Phindile Makwakwa, the acting chief executive of Tourism KwaZulu-Natal, believes that BRICS could play an important role for the province’s tourism expansion.
DURBAN - Investing into the travelling children of today is shaping the future of tourism. 

The family market is economically substantial and predicted to grow in the future, and the tourism industry has to capitalise on this market by promoting experiences that make planning a family holiday that much more convenient.

Children have long had a say in where their families go on holiday and what activities they want to get involved in once they get there.
There are new family tourism markets emerging, with traditional family markets also becoming more adventurous and wanting to diversify experiences to cater for varying family interests. 

Before children come along, couples are able to travel out of season when it is cheaper and quieter. However, once they have children, holiday choices change and their look for family friendly products and experiences.

Take the case of a British family that was coming to South Africa for a family visit recently. The young children had been learning all about Nelson Mandela in their history classes, so having heard about the Capture Site near Howick in KwaZulu-Natal, that was top of their local “must visit” list.

The decision having been made, their host family duly made the necessary arrangements for the trip, along with an overnight stay at a nearby hotel.

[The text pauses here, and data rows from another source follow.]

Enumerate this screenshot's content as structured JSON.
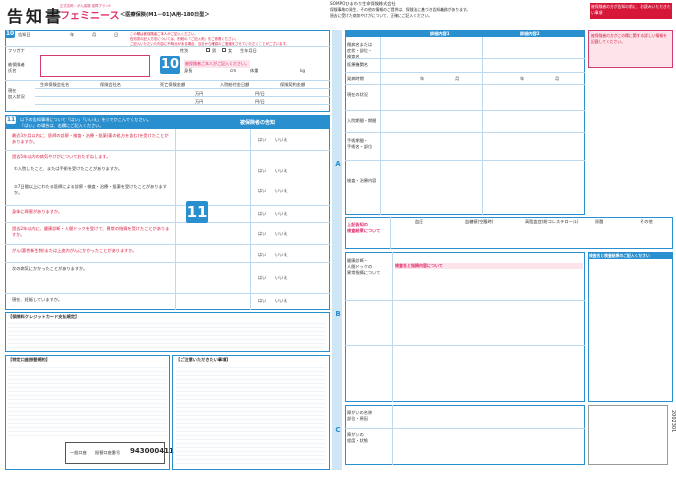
{
  "header": {
    "title": "告知書",
    "product_small": "正式名称：がん保険 保障プランII",
    "product": "フェミニース",
    "form_kind": "＜医療保険(M1－01)A用-180日型＞",
    "company": "SOMPOひまわり生命保険株式会社",
    "notice_1": "この欄は被保険者ご本人がご記入ください。",
    "notice_2": "告知書の記入方法については、別紙の「ご記入例」をご参照ください。",
    "notice_3": "ご記入いただいた内容に不明点がある場合、当社から確認のご連絡をさせていただくことがございます。",
    "right_note_1": "保険事故の発生、その他の情報のご提供は、保険法に基づき告知義務があります。",
    "right_note_2": "過去に受けた病気やけがについて、正確にご記入ください。",
    "box_title": "被保険者の方が告知の前に、お読みいただきたい事項",
    "box_body": "告知書の記入にあたって"
  },
  "section10": {
    "num": "10",
    "date_label": "告知日",
    "year": "年",
    "month": "月",
    "day": "日",
    "furigana": "フリガナ",
    "name_label": "被保険者\n氏名",
    "sex_label": "性別",
    "male": "男",
    "female": "女",
    "birth_label": "生年月日",
    "height_label": "身長",
    "weight_label": "体重",
    "cm": "cm",
    "kg": "kg",
    "big_number": "10",
    "pink_note": "被保険者ご本人がご記入ください。",
    "existing_label": "現在\n加入状況",
    "col_company": "生命保険会社名",
    "col_type": "保険会社名",
    "col_death": "死亡保険金額",
    "col_hosp": "入院給付金日額",
    "col_sum": "保険契約金額",
    "man_yen": "万円",
    "yen_day": "円/日"
  },
  "section11": {
    "num": "11",
    "intro": "以下の告知事項について「はい」「いいえ」を○でかこんでください。",
    "intro2": "「はい」の場合は、右欄にご記入ください。",
    "right_header": "被保険者の告知",
    "big_number": "11",
    "q1": "最近3か月以内に、医師の診察・検査・治療・投薬(薬の処方を含む)を受けたことがありますか。",
    "q2": "過去5年以内の病気やけがについておたずねします。",
    "q2a": "①入院したこと、または手術を受けたことがありますか。",
    "q2b": "②7日間以上にわたる医師による診察・検査・治療・投薬を受けたことがありますか。",
    "q3": "身体に障害がありますか。",
    "q4": "過去2年以内に、健康診断・人間ドックを受けて、異常の指摘を受けたことがありますか。",
    "q5": "がん(悪性新生物)または上皮内がんにかかったことがありますか。",
    "q6": "次の病気にかかったことがありますか。",
    "q7": "現在、妊娠していますか。",
    "yes": "はい",
    "no": "いいえ",
    "note_label": "告知のご注意"
  },
  "notices": {
    "credit_title": "【保険料クレジットカード支払規定】",
    "important_title": "【特定口座振替規約】",
    "cancel_title": "【ご注意いただきたい事項】",
    "bank_label": "一般口座",
    "bank_no_label": "振替口座番号",
    "bank_no": "943000411"
  },
  "right": {
    "top_note": "SOMPOひまわり生命保険株式会社",
    "col_a": "詳細内容1",
    "col_b": "詳細内容2",
    "pink_box": "被保険者の方がこの欄に関する詳しい情報を記載してください。",
    "rowA_label": "A",
    "rowB_label": "B",
    "rowC_label": "C",
    "r_disease": "傷病名または\n症状・部位・\n検査名",
    "r_doctor": "医療機関名",
    "r_when": "発病時期",
    "r_status": "現在の状況",
    "r_hosp": "入院期間・期間",
    "r_surgery": "手術期間・\n手術名・部位",
    "r_cause": "検査・治療内容",
    "year": "年",
    "month": "月",
    "day": "日",
    "a_exam": "上記告知の\n検査結果について",
    "a_cols": [
      "血圧",
      "血糖値(空腹時)",
      "高脂血症(総コレステロール)",
      "尿酸",
      "その他"
    ],
    "b_title": "健康診断・\n人間ドックの\n異常指摘について",
    "b_sub": "検査名と検査結果のご記入ください",
    "b_sub2": "検査名と指摘内容について",
    "c_label": "障がいの名称\n部位・原因",
    "c_label2": "障がいの\n程度・状態",
    "form_no": "2002301"
  }
}
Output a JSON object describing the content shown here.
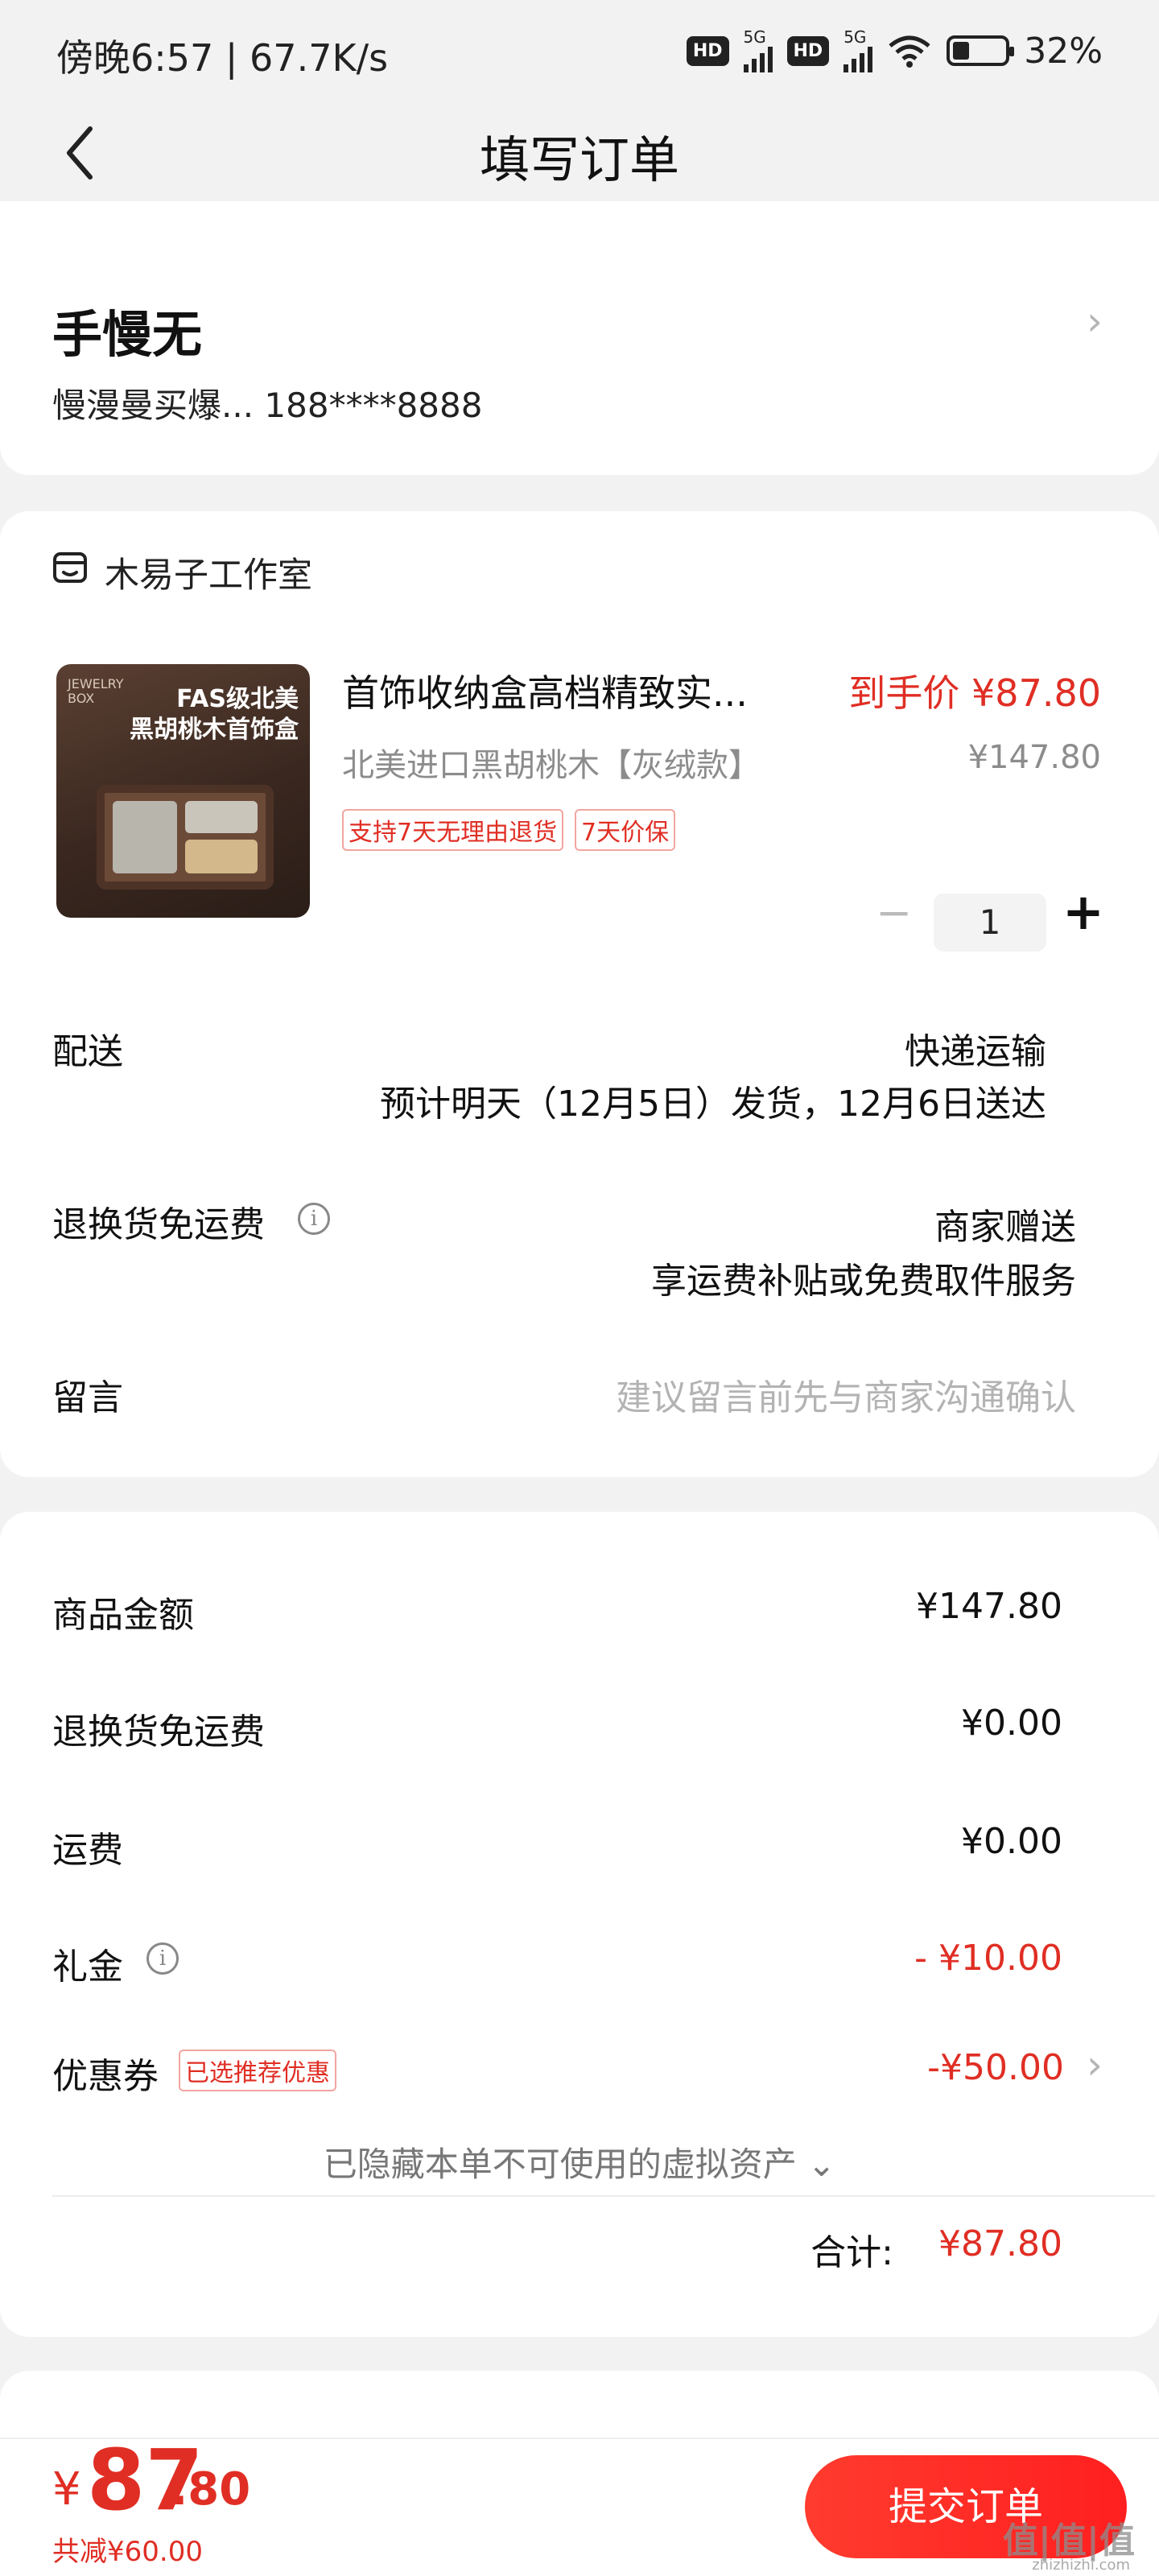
{
  "status_bar": {
    "left_text": "傍晚6:57 | 67.7K/s",
    "hd": "HD",
    "net_5g": "5G",
    "battery": "32%"
  },
  "nav": {
    "title": "填写订单"
  },
  "address": {
    "name": "手慢无",
    "detail": "慢漫曼买爆...  188****8888"
  },
  "shop": {
    "name": "木易子工作室"
  },
  "product": {
    "image_caption_line1": "FAS级北美",
    "image_caption_line2": "黑胡桃木首饰盒",
    "image_brand": "JEWELRY BOX",
    "title": "首饰收纳盒高档精致实...",
    "price_label": "到手价 ¥87.80",
    "spec": "北美进口黑胡桃木【灰绒款】",
    "original_price": "¥147.80",
    "tags": [
      "支持7天无理由退货",
      "7天价保"
    ],
    "quantity": "1",
    "minus": "−",
    "plus": "+"
  },
  "delivery": {
    "label": "配送",
    "method": "快递运输",
    "eta": "预计明天（12月5日）发货，12月6日送达"
  },
  "return_shipping": {
    "label": "退换货免运费",
    "line1": "商家赠送",
    "line2": "享运费补贴或免费取件服务"
  },
  "message": {
    "label": "留言",
    "placeholder": "建议留言前先与商家沟通确认"
  },
  "summary": {
    "goods_label": "商品金额",
    "goods_value": "¥147.80",
    "return_label": "退换货免运费",
    "return_value": "¥0.00",
    "freight_label": "运费",
    "freight_value": "¥0.00",
    "gift_label": "礼金",
    "gift_value": "- ¥10.00",
    "coupon_label": "优惠券",
    "coupon_tag": "已选推荐优惠",
    "coupon_value": "-¥50.00",
    "hidden_assets": "已隐藏本单不可使用的虚拟资产 ⌄",
    "total_label": "合计:",
    "total_value": "¥87.80"
  },
  "footer": {
    "currency": "¥",
    "amount_int": "87",
    "amount_dec": ".80",
    "saved": "共减¥60.00",
    "submit": "提交订单",
    "watermark": "值|值|值",
    "watermark_sub": "zhizhizhi.com"
  },
  "colors": {
    "accent": "#e02e24",
    "background": "#f2f2f2"
  }
}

The entire trip was influenced by the children’s destination choice and the local spin-off was that the Capture Site got a total of six more visitors (and sales in the gift shop), the local hotel got bookings-and, of course, publicity when the children’s mother posted pictures of the hotel on social media singing praises of the destination.

According to research, parents are certainly not in full control of where the family goes on holiday. In America, it is said that 40% of teens influence where the family holidays will take place.

It is much the same in Europe and Australia where decisions are taken as a family as a whole with parents granting their children a voice that is equal to their own.
Other research reveals that 75% of parents show their children holiday brochures and ask what they think, with children offering ideas and suggestions. Of course, the nature of their involvement depends on their age.

South Africa has countless attractions that appeal to parents and their children alike, so although children have a say, their parents are just as keen on the destinations that they like.

The multi award-winning uShaka Marine World in Durban for example is one just attraction, appealing to every member of the family, with the Drakensberg, Hluhluwe and St Lucia gaining popularity among families that have traditionally associated a holiday in KwaZulu-Natal with Durban only.

Every province has attractions that offer memorable fun, family holidays.

Parents like bargains and good value for money too, and thousands of South African families cruise with their children in local waters every year. MSC, whose home port is

Durban for the South African cruise season, offers free cruising - other than the mandatory port charges - for children under 18, sharing with two adults.

Some hotels too often offer special deals, like catering for two children under 18 who can eat breakfast and stay free when sharing a family room with two adults.

And some hotels offer baby sitting and child care services, pandering to the young guest’s every needs, while giving their parents a break at the same time.

The good thing about introducing children to hospitality and holidays is that they get used to going away and that bodes well for the tourism industry of the future. They will eventually become paying, adult tourists, and if they have had an enjoyable experience at a holiday destination, hotel or B&B in their childhood, it will have earned their loyalty and they are likely to return one day with their own families. 

Phindile Makwakwa is the the Acting Chief Executive Officer for Tourism KwaZulu-Natal.

BUSINESS REPORT